Earlier this year, two literary scholars, Alfie Bown and Kimberley Clarke, founded the Hong Kong Review of Books, a lively and varied addition to the online publishing scene. I recently emailed some questions to Bown, whose name should ring a bell with readers of the China Blog due to his recent contribution to it, to learn more about their joint endeavor. Here are my questions and his replies.
From the Hong Kong Review of Books’ website, I see that you moved to Hong Kong a year ago. What inspired you to start the HKRB?
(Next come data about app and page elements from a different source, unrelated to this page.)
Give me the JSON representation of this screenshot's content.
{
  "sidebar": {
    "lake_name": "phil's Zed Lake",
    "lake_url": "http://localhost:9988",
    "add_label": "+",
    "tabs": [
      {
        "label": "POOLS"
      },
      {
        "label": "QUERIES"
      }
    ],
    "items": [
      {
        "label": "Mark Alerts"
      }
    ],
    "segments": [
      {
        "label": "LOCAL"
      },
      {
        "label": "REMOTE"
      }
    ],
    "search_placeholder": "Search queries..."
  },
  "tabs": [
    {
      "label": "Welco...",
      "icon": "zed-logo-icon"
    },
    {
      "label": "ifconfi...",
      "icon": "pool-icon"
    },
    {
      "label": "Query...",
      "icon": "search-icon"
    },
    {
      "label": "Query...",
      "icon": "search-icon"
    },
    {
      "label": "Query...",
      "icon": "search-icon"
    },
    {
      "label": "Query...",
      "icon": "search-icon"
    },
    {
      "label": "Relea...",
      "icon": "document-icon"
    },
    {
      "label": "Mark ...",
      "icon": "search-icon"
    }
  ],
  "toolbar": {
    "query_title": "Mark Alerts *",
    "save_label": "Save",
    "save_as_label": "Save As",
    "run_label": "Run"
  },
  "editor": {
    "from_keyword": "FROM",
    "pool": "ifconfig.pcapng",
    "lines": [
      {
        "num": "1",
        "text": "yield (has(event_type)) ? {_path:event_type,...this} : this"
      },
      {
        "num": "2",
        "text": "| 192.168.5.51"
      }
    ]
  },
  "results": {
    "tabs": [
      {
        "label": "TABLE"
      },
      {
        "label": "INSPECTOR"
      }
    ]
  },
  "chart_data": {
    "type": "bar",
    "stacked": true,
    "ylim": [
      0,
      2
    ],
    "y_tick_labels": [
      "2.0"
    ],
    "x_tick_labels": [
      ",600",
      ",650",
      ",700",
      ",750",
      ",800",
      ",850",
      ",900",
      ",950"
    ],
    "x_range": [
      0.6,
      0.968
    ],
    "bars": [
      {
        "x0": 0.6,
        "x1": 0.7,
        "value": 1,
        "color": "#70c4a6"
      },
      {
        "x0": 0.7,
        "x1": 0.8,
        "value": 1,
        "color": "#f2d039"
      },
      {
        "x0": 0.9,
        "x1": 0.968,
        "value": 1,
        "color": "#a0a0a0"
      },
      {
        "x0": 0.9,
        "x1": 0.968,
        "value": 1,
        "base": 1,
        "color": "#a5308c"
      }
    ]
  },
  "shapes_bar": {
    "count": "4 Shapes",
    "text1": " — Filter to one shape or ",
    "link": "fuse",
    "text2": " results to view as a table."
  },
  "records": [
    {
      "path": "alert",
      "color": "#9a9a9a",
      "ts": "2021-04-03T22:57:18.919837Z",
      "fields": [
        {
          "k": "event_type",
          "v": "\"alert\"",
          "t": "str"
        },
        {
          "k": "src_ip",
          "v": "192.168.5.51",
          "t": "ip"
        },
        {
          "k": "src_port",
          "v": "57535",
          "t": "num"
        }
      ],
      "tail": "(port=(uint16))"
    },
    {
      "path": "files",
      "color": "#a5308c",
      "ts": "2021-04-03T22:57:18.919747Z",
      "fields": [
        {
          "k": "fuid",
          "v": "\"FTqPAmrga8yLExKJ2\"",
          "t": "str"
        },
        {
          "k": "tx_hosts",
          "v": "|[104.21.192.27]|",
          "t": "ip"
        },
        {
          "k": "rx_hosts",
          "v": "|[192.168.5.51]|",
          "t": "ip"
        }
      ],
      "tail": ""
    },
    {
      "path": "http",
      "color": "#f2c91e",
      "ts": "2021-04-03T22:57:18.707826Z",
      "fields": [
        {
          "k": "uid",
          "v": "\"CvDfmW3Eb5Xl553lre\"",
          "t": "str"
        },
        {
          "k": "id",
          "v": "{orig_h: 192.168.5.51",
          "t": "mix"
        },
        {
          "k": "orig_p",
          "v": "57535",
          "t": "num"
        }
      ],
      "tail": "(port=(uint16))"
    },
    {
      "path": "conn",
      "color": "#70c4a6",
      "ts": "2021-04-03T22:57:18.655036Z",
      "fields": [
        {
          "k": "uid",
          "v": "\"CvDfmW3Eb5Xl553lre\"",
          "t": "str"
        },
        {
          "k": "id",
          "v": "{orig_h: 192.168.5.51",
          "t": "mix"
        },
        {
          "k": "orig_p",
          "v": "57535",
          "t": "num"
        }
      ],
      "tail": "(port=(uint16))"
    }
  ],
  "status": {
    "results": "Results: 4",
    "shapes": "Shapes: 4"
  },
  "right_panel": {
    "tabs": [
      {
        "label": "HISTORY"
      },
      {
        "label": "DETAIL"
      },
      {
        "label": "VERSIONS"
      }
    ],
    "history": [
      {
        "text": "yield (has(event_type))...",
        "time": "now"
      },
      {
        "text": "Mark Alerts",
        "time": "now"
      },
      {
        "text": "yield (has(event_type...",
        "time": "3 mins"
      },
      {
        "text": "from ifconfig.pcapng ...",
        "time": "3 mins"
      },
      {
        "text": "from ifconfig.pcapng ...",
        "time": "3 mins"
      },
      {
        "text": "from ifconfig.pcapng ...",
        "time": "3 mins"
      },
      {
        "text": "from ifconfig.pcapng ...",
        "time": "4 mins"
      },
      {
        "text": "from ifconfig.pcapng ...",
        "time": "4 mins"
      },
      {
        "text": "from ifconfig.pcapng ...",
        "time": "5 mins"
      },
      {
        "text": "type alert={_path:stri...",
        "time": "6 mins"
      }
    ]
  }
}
Well that’s quite an easy question to answer. Kimberley and I both work in literature studies and are regular readers of other review of books sites like the Los Angeles Review of Books and the London Review of Books. When we arrived here last year we decided to check out the Hong Kong Review of Books, but when we tried to do this we realized that it didn’t exist! We assumed that a city with such a rich literary heritage as Hong Kong would have already had a site like this and so we just saw an opportunity to create it. There is the Asian Review of Books, which is great, but that is a very different project which focusses on books that are actually about Asia. Everyone seemed very supportive of the idea so we went ahead and launched the site with the simple ambition of proliferating some interesting discussion about radical literature!
What do you hope the Hong Kong Review of Books can accomplish in its first year?
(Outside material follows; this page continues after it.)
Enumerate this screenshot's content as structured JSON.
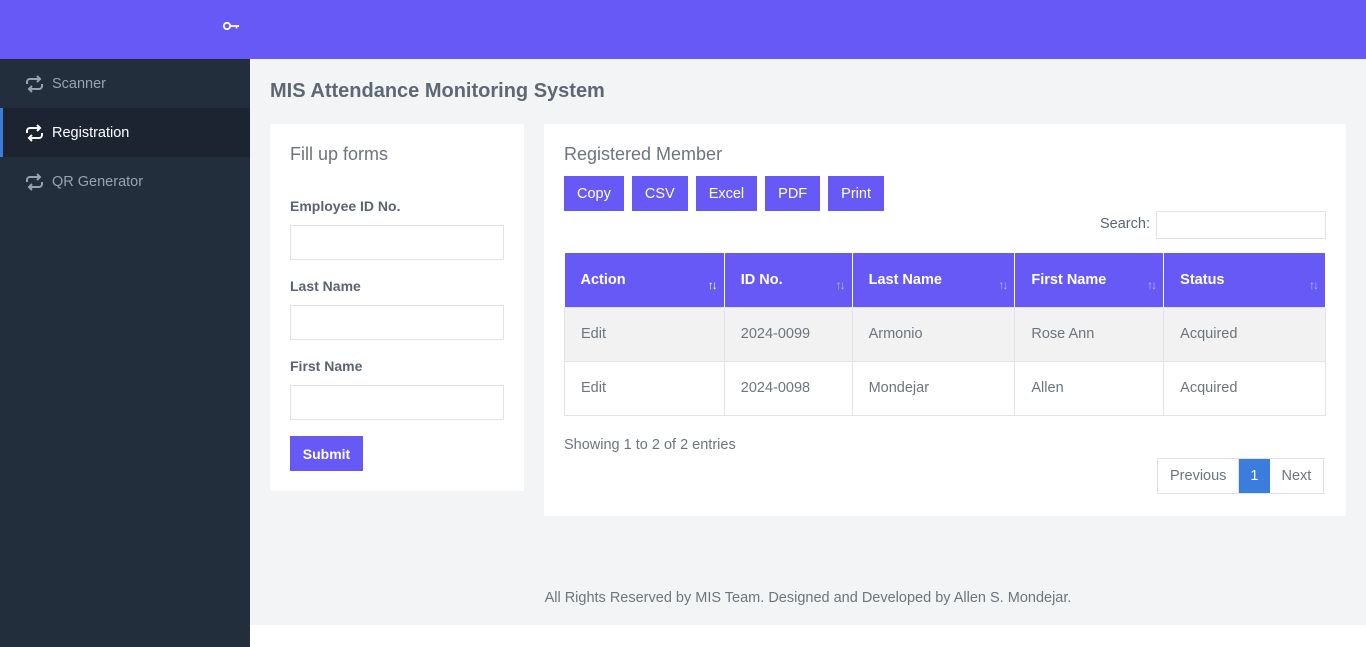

Well, we are six months old and we are very pleased with our growth so far. We’ve had dozens of contributors including poets, academics, novelists, journalists, and illustrators and we just want to keep growing the site as a platform.
We’ve basically got three main projects. The first and biggest is of course book reviews. We review several books per week, focusing on poetry, literary fiction, and (most of all) non-fiction. We aim for at least 1 in 5 books to be about Hong Kong or China, or to be written by Hong Kong or Chinese authors, but the rest of the things we cover are international. Our reviewers are from all over the world and we leave it up to them to judge what is worth reviewing. Unlike many other review sites, we don’t decide what to cover and nor do the publishers. Instead we invite reviewers to pitch books that they are interested in writing on.
Secondly, we have our HKRB Interviews Series which is our most successful feature because we have interviewed some of the very top philosophers and writers in the world. This is exclusively about ‘critical theory.’ Once per month we interview an author of a new book in theory and philosophy about their work, discussing politics, philosophy, and culture.
Finally we have a new feature, our HKRB Essays Series, which has just launched with essays on the refugee crisis and the singer Prince. We’re hoping to build this a lot more and solicit essays on Hong Kong politics and culture from our many contributors in Hong Kong.
We’re always looking to grow, and if any China Blog or LARB readers want to write for us they should get in touch! Details here.
Part of the mission of the Hong Kong Review of Books is “promoting radical discussion in challenging political climates.” Hong Kong is certainly in its most challenging political climate since the Handover, yet many in Chinese publishing there are shying away from any type of radical discussion. Do you think the English press is held to a different set of standards? Is there any fear that you’ll receive pressure from the Hong Kong government to abstain from controversial subjects?
Yes, that’s a big part of our mission! This is a great question and, we think, the most important. First we should say the obvious: that the site is all about books. For some people this would be a way of saying that its relatively harmless – i.e. the idea that ‘it’s only books’ – but this is the opposite of what we think. We firmly believe that literature and writing itself is always political. So, in order to be a genuine site about literature and about writing, you would have to be engaged with politics.
By ‘radical discussion’ we mean new and innovative ideas which deal with the difficult times we live in. Like with our reviews, the political content is determined by what our contributors want to write on. We certainly don’t abstain from controversial subjects and we urge our writers to tackle them. As you say, we see Hong Kong as being in a very important political moment in which it is very important to be political and think about the future, so yes, we want to help provide a platform for such discussion.
What are your impressions of the English-speaking Hong Kong literary scene? How does the Hong Kong Review of Books fit into that scene?
We think there is a great literary scene here and we are looking forward to being part of the Hong Kong International Literary Festival later this year which shows just how much is already here. We just want to bring all this together and also join it up with other international discussions of literature really. Like LARB, we are a properly international review of books site, but we are also very interested in Hong Kong literature and culture and we want to really bring the two together.
Finally, what has surprised you the most about Hong Kong?
The fact that there was no Hong Kong Review of Books already. We were lucky!